In some respects this position resembles others we have seen recently, but notice that White’s position is more vulnerable. Black threatens Qf2# and at first blush White seems to have no good defense against it. Again, though, Black's king is on the g-file with a pawn and queen spread apart in front of it; again White would be able to pin the queen, and with good protection, by playing Rg1 if the pawn on g7 weren’t in the way. This time the pawn can’t be moved by taking something it guards because it doesn’t guard anything. The situation calls for a different approach: perhaps the pawn can be captured. This won't help if the piece you use to make the capture is left on the needed file, for then you would have replaced one obstruction with another.

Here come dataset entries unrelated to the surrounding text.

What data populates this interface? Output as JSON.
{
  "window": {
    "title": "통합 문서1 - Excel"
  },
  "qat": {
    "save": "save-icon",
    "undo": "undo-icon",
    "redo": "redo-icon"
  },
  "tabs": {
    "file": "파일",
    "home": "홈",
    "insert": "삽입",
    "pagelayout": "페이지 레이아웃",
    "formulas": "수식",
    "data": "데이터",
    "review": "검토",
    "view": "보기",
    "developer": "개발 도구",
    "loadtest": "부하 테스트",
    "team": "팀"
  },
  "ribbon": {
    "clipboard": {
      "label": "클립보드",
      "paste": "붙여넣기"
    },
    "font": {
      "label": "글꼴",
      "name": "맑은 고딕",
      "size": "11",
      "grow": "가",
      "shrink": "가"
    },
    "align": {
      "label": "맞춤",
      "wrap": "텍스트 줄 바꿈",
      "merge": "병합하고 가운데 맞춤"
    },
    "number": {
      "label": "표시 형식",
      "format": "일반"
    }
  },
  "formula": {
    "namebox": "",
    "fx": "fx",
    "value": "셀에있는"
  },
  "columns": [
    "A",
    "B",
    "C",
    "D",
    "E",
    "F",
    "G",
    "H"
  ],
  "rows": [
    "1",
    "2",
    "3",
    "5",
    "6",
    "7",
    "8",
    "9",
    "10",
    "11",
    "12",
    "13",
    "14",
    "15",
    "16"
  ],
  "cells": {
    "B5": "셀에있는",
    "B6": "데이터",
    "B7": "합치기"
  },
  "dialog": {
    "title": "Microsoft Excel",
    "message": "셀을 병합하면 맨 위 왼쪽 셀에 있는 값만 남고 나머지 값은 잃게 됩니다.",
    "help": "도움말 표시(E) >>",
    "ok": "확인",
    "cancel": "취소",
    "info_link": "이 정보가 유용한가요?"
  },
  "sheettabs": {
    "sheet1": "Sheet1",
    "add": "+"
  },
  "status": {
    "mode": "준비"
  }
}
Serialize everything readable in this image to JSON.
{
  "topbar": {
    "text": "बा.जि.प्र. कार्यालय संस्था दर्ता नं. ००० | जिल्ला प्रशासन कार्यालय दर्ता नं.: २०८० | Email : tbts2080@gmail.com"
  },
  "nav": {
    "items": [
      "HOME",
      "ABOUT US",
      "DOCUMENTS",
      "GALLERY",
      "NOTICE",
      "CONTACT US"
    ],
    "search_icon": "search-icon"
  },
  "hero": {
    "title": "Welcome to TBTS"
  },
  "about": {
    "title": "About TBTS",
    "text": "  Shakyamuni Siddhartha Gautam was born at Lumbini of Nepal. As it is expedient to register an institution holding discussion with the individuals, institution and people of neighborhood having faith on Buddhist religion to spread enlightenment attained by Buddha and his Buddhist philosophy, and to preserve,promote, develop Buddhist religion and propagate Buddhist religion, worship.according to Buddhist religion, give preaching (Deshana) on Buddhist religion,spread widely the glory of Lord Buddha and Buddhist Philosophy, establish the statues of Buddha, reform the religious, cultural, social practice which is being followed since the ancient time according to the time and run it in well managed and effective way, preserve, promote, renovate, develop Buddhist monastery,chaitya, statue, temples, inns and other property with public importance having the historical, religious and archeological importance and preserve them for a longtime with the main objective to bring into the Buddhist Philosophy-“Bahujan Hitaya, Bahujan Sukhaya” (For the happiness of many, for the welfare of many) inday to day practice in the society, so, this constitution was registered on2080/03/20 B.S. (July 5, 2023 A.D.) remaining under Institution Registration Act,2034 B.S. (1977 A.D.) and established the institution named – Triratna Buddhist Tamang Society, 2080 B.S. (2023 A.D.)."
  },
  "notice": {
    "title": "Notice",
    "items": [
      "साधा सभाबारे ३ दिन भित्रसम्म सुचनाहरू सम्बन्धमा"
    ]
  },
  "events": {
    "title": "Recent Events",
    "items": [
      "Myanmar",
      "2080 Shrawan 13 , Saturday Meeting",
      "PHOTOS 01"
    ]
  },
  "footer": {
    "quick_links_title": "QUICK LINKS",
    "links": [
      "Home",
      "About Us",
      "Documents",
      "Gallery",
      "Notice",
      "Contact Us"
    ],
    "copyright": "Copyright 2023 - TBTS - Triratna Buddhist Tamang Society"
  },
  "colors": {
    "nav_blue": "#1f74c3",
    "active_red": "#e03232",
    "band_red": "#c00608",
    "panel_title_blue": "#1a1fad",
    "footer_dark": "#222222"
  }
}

But the result may be a useful simplification if your piece will be recaptured by the enemy.
The point: White plays Rxg7+, taking the pawn and also forking Black’s king and queen. The priority of check requires Black to deal with this rather than delivering mate on f2; he has to capture White’s rook with KxR or QxR. Either way the three Black men on the g-file have been reduced to two. Now Rg1 pins Black’s queen. Black plays QxR and allows his queen to be recaptured, and in the end White has traded two rooks for a queen and a pawn. More to the point, he has turned a lost position into a winning one.
This section is titled "consolidating enemy pieces" because that is one way of looking at what happens: enemy pieces spread over multiple squares are, through captures, consolidated down to a single square, which then becomes a suitable target for a pin.